Now, a team of engineers from the University of Delaware has developed a 3D printing technology that enables low-cost, flexible production of items made of fiber-reinforced polymer composites using continuous carbon fibers and thermosetting polymers. Their results were recently published in the journal Matter.
A novel technology
“This is believed to be the first time anyone has achieved such 3D printing of continuous carbon fiber and thermosetting composite,” said Kun (Kelvin) Fu, an assistant professor of mechanical engineering at the University of Delaware, the corresponding author of this work. Kun (Kelvin) Fu runs a Composite & Additive Manufacturing Lab at University of Delaware, and his lab is focusing on additive manufacturing and processing of materials, structures, and devices across multiple length scales for applications in energy, environment, and health.
“Continuous carbon fibers and thermosetting resins are very important to make strong and light-weight composites, and they are widely used in many applications, such as aerospace, automotive, and sports products,” said Kun (Kelvin) Fu, “3D printing could reduce labor and tooling cost, and fabricate composite in a more energy-efficient, rapid, and reliable way with minimum defects.”
Fu is affiliated with UD’s Center for Composite Materials.
The team developed an approach called localized in-plane thermal assisted (LITA) 3D printing, which allows the user to control the thickness and degree of curing of liquid polymer that solidifies into the desired shape.
In LITA 3D printing, the researchers carefully manipulate the temperature of the carbon fibers, aiding the flow of liquid polymers into channels between the carbon fibers. Then, the polymers are cured, solidifying into a three-dimensional structure. No post-curing is needed in LITA 3D printing, which could save large amount of energy compared to the conventionally fabricated composites requiring tens of hours of post-curing.
The team developed a robotic system that includes a unique printing head and automated robot arm.
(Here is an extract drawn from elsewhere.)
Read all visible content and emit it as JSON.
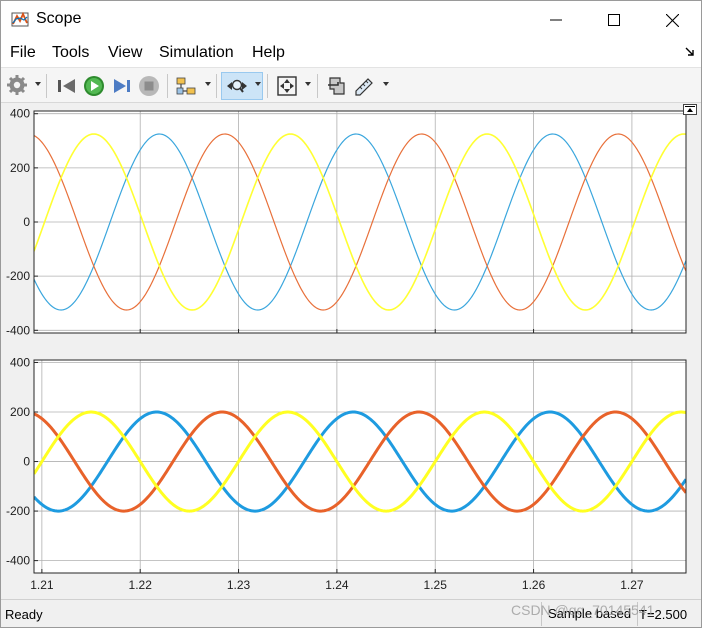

This customized 3D printer allows the group to print a variety of shapes and structures.
LITA 3D printing could provide many industries with a rapid, energy-efficient method to make composite components in a variety of shapes using a variety of combinations of polymers and fibers.